Day in the Life of Nurse Practitioner (NP) Professionals
Advanced practice nurses such as NPs can choose to focus on specific populations or conditions. This section explores what to expect from various subfields of the discipline. Each piece details first-hand knowledge of the working environment, clinical and non-clinical teams, daily responsibilities, required skills and knowledge, and certifications within each specialization or subspecialization.
Nurse practitioners (NPs) and other advanced practice providers play an increasingly important role in the American healthcare system. These are expertly trained health professionals capable of providing high-quality, cost-effective care to an aging population with varied needs. NPs deal in far more than just primary care: since the NP role was established in 1965, it’s grown to include a number of specializations, including gastroenterology.
Dermatology nurse practitioners (NPs) evaluate, diagnose, and treat issues related to the skin, hair, and nails. They can work in dermatology clinics, academic settings, and specialty clinics.
Psychiatric-mental health NPs are trained to provide a wide range of mental health services in various settings. They assess and diagnose patients, prescribe medications, and collaborate with other medical and non-medical professionals in providing care. Throughout, they apply the holistic approach that’s characteristic of all NPs and which is particularly valuable in psychiatry and mental health.
Working in locum tenens can prevent burn-out. The NP has control over their schedule and is able to avoid bureaucratic challenges at the workplace since they are only there for a limited period of time. It enables providers to have a better work-life balance.

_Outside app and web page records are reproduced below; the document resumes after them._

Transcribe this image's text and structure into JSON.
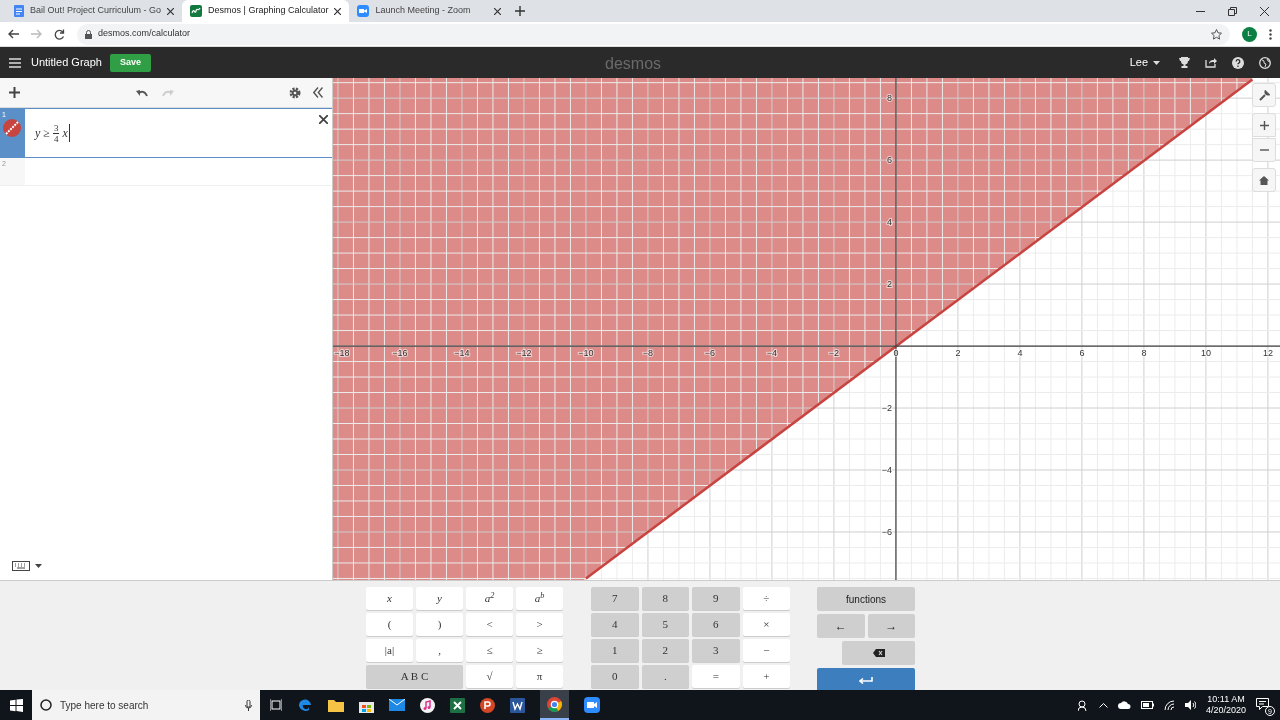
{
  "browser": {
    "tabs": [
      {
        "title": "Bail Out! Project Curriculum - Go",
        "selected": false
      },
      {
        "title": "Desmos | Graphing Calculator",
        "selected": true
      },
      {
        "title": "Launch Meeting - Zoom",
        "selected": false
      }
    ],
    "url": "desmos.com/calculator",
    "profile_initial": "L"
  },
  "header": {
    "graph_title": "Untitled Graph",
    "save_label": "Save",
    "logo": "desmos",
    "user": "Lee"
  },
  "expressions": [
    {
      "number": "1",
      "kind": "inequality",
      "selected": true,
      "color": "#c74440",
      "lhs": "y ≥",
      "numerator": "3",
      "denominator": "4",
      "rhs": "x"
    },
    {
      "number": "2",
      "kind": "empty",
      "selected": false
    }
  ],
  "graph": {
    "chart_data": {
      "type": "line",
      "x": [
        -10,
        11.5
      ],
      "series": [
        {
          "color": "#c74440",
          "values": [
            -7.5,
            8.6
          ]
        }
      ],
      "grid": true,
      "xlim": [
        -18.16,
        12.39
      ],
      "ylim": [
        -7.55,
        8.65
      ],
      "xticks": [
        -18,
        -16,
        -14,
        -12,
        -10,
        -8,
        -6,
        -4,
        -2,
        0,
        2,
        4,
        6,
        8,
        10,
        12
      ],
      "yticks": [
        -6,
        -4,
        -2,
        2,
        4,
        6,
        8
      ]
    }
  },
  "keypad": {
    "left": [
      {
        "label": "x",
        "kind": "light"
      },
      {
        "label": "y",
        "kind": "light"
      },
      {
        "label": "a$^{2}$",
        "kind": "light"
      },
      {
        "label": "a$^{b}$",
        "kind": "light"
      },
      {
        "label": "(",
        "kind": "light"
      },
      {
        "label": ")",
        "kind": "light"
      },
      {
        "label": "<",
        "kind": "light"
      },
      {
        "label": ">",
        "kind": "light"
      },
      {
        "label": "|a|",
        "kind": "light"
      },
      {
        "label": ",",
        "kind": "light"
      },
      {
        "label": "≤",
        "kind": "light"
      },
      {
        "label": "≥",
        "kind": "light"
      },
      {
        "label": "A B C",
        "kind": "wide"
      },
      {
        "label": "√",
        "kind": "light"
      },
      {
        "label": "π",
        "kind": "light"
      }
    ],
    "middle": [
      {
        "label": "7",
        "kind": "dark"
      },
      {
        "label": "8",
        "kind": "dark"
      },
      {
        "label": "9",
        "kind": "dark"
      },
      {
        "label": "÷",
        "kind": "light"
      },
      {
        "label": "4",
        "kind": "dark"
      },
      {
        "label": "5",
        "kind": "dark"
      },
      {
        "label": "6",
        "kind": "dark"
      },
      {
        "label": "×",
        "kind": "light"
      },
      {
        "label": "1",
        "kind": "dark"
      },
      {
        "label": "2",
        "kind": "dark"
      },
      {
        "label": "3",
        "kind": "dark"
      },
      {
        "label": "−",
        "kind": "light"
      },
      {
        "label": "0",
        "kind": "dark"
      },
      {
        "label": ".",
        "kind": "dark"
      },
      {
        "label": "=",
        "kind": "light"
      },
      {
        "label": "+",
        "kind": "light"
      }
    ],
    "right": [
      {
        "label": "functions",
        "kind": "text"
      },
      {
        "label": "←",
        "kind": "text"
      },
      {
        "label": "→",
        "kind": "text"
      },
      {
        "kind": "backspace"
      },
      {
        "kind": "enter"
      }
    ]
  },
  "taskbar": {
    "search_placeholder": "Type here to search",
    "time": "10:11 AM",
    "date": "4/20/2020",
    "notifications": "9"
  }
}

Cardiac nurse practitioners (NPs) specialize in the treatment of the cardiovascular system. In collaboration with physicians, nurses, and other health professionals, they provide comprehensive care to patients with acute and chronic cardiac conditions.
Palliative care is a medical specialty focused on improving the quality of life for patients facing serious illnesses and the side effects of their treatment; hospice care focuses on the palliation of terminally ill patients towards the end of their life. Both are of critical importance.
Forensic nurse practitioners (NPs) combine the nursing, forensic, and legal sciences to bring safety, medical treatment, and justice to their patients. Within a specialized practice setting, they apply a core forensic nursing education that informs a holistic, patient-centered, trauma-aware approach to the traditional NP role.
PNPs and pediatric-focused advanced practice registered nurses (APRNs) offer low-cost, high-quality care to children from birth to the transition to adult care. Over the last six decades, they’ve become an essential component of the healthcare workforce, providing a wide spectrum of healthcare services in primary, hospital, outpatient, and specialty care settings.
Even in non-pandemic conditions, emergency departments (EDs) in the United States receive nearly 150 million visits per year. Emergency nurse practitioners (ENPs) are a key part of the interdisciplinary care team that quickly assesses, diagnoses, and treats the patients who make those ED visits.
Women in the US are significantly more likely to die from complications related to pregnancy or childbirth than in other rich, developed nations. According to data from the Organisation for Economic Cooperation and Development (OECD), maternal mortality rates in America are twice as high as they are in Canada and France, and ten times higher than they are in New Zealand and Norway. The majority of these deaths occur after childbirth and are largely preventable.